## ASSIGNED TASK
Here the job is to restate every entry word for word.
==*==
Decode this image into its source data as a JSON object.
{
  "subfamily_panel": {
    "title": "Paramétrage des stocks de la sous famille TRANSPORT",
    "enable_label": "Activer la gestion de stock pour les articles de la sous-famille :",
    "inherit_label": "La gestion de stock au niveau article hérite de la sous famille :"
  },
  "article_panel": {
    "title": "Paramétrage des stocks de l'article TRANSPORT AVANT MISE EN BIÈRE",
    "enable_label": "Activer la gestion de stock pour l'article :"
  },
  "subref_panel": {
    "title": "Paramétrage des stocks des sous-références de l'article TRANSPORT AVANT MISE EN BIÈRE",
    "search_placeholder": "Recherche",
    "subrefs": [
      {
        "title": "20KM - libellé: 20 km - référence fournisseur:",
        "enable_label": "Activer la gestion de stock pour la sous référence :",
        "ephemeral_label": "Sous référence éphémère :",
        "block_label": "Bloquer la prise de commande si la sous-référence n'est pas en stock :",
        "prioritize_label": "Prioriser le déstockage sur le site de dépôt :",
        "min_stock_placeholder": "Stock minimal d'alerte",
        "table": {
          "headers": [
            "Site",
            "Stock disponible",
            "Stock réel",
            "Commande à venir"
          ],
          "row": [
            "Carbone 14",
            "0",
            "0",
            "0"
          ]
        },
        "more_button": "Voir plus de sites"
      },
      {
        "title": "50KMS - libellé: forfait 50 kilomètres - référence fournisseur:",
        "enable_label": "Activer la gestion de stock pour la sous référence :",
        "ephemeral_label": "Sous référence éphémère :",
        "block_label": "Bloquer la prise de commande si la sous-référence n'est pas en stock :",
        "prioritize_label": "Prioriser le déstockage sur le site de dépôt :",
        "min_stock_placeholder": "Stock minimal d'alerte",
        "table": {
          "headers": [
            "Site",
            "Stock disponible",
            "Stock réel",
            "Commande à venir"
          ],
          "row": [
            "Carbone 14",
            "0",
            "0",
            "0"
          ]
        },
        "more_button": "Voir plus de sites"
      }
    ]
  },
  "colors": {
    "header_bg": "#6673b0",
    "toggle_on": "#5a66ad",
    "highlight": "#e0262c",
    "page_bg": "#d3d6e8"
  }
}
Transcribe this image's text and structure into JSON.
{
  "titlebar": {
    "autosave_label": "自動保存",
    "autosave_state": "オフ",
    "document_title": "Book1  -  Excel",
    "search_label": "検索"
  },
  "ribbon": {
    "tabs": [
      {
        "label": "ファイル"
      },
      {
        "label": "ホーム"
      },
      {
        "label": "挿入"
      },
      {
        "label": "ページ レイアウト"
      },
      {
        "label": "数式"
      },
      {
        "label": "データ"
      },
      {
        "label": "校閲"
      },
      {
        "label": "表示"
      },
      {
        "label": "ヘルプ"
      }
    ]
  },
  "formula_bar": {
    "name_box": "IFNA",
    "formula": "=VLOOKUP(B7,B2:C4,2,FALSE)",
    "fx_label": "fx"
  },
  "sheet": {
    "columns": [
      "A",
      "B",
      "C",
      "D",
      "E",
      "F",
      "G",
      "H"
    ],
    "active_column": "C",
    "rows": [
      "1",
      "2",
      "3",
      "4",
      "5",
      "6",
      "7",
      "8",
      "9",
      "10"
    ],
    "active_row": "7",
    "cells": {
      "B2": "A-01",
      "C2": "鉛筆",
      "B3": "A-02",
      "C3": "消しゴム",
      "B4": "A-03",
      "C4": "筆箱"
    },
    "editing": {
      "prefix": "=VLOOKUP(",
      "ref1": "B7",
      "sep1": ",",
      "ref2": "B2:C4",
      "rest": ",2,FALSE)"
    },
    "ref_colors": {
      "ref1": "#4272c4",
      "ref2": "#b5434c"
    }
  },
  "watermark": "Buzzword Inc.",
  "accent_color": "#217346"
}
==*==
## RESULT
Decode this image into its source data as a JSON object.
{
  "subfamily_panel": {
    "title": "Paramétrage des stocks de la sous famille TRANSPORT",
    "enable_label": "Activer la gestion de stock pour les articles de la sous-famille :",
    "inherit_label": "La gestion de stock au niveau article hérite de la sous famille :"
  },
  "article_panel": {
    "title": "Paramétrage des stocks de l'article TRANSPORT AVANT MISE EN BIÈRE",
    "enable_label": "Activer la gestion de stock pour l'article :"
  },
  "subref_panel": {
    "title": "Paramétrage des stocks des sous-références de l'article TRANSPORT AVANT MISE EN BIÈRE",
    "search_placeholder": "Recherche",
    "subrefs": [
      {
        "title": "20KM - libellé: 20 km - référence fournisseur:",
        "enable_label": "Activer la gestion de stock pour la sous référence :",
        "ephemeral_label": "Sous référence éphémère :",
        "block_label": "Bloquer la prise de commande si la sous-référence n'est pas en stock :",
        "prioritize_label": "Prioriser le déstockage sur le site de dépôt :",
        "min_stock_placeholder": "Stock minimal d'alerte",
        "table": {
          "headers": [
            "Site",
            "Stock disponible",
            "Stock réel",
            "Commande à venir"
          ],
          "row": [
            "Carbone 14",
            "0",
            "0",
            "0"
          ]
        },
        "more_button": "Voir plus de sites"
      },
      {
        "title": "50KMS - libellé: forfait 50 kilomètres - référence fournisseur:",
        "enable_label": "Activer la gestion de stock pour la sous référence :",
        "ephemeral_label": "Sous référence éphémère :",
        "block_label": "Bloquer la prise de commande si la sous-référence n'est pas en stock :",
        "prioritize_label": "Prioriser le déstockage sur le site de dépôt :",
        "min_stock_placeholder": "Stock minimal d'alerte",
        "table": {
          "headers": [
            "Site",
            "Stock disponible",
            "Stock réel",
            "Commande à venir"
          ],
          "row": [
            "Carbone 14",
            "0",
            "0",
            "0"
          ]
        },
        "more_button": "Voir plus de sites"
      }
    ]
  },
  "colors": {
    "header_bg": "#6673b0",
    "toggle_on": "#5a66ad",
    "highlight": "#e0262c",
    "page_bg": "#d3d6e8"
  }
}
Transcribe this image's text and structure into JSON.
{
  "titlebar": {
    "autosave_label": "自動保存",
    "autosave_state": "オフ",
    "document_title": "Book1  -  Excel",
    "search_label": "検索"
  },
  "ribbon": {
    "tabs": [
      {
        "label": "ファイル"
      },
      {
        "label": "ホーム"
      },
      {
        "label": "挿入"
      },
      {
        "label": "ページ レイアウト"
      },
      {
        "label": "数式"
      },
      {
        "label": "データ"
      },
      {
        "label": "校閲"
      },
      {
        "label": "表示"
      },
      {
        "label": "ヘルプ"
      }
    ]
  },
  "formula_bar": {
    "name_box": "IFNA",
    "formula": "=VLOOKUP(B7,B2:C4,2,FALSE)",
    "fx_label": "fx"
  },
  "sheet": {
    "columns": [
      "A",
      "B",
      "C",
      "D",
      "E",
      "F",
      "G",
      "H"
    ],
    "active_column": "C",
    "rows": [
      "1",
      "2",
      "3",
      "4",
      "5",
      "6",
      "7",
      "8",
      "9",
      "10"
    ],
    "active_row": "7",
    "cells": {
      "B2": "A-01",
      "C2": "鉛筆",
      "B3": "A-02",
      "C3": "消しゴム",
      "B4": "A-03",
      "C4": "筆箱"
    },
    "editing": {
      "prefix": "=VLOOKUP(",
      "ref1": "B7",
      "sep1": ",",
      "ref2": "B2:C4",
      "rest": ",2,FALSE)"
    },
    "ref_colors": {
      "ref1": "#4272c4",
      "ref2": "#b5434c"
    }
  },
  "watermark": "Buzzword Inc.",
  "accent_color": "#217346"
}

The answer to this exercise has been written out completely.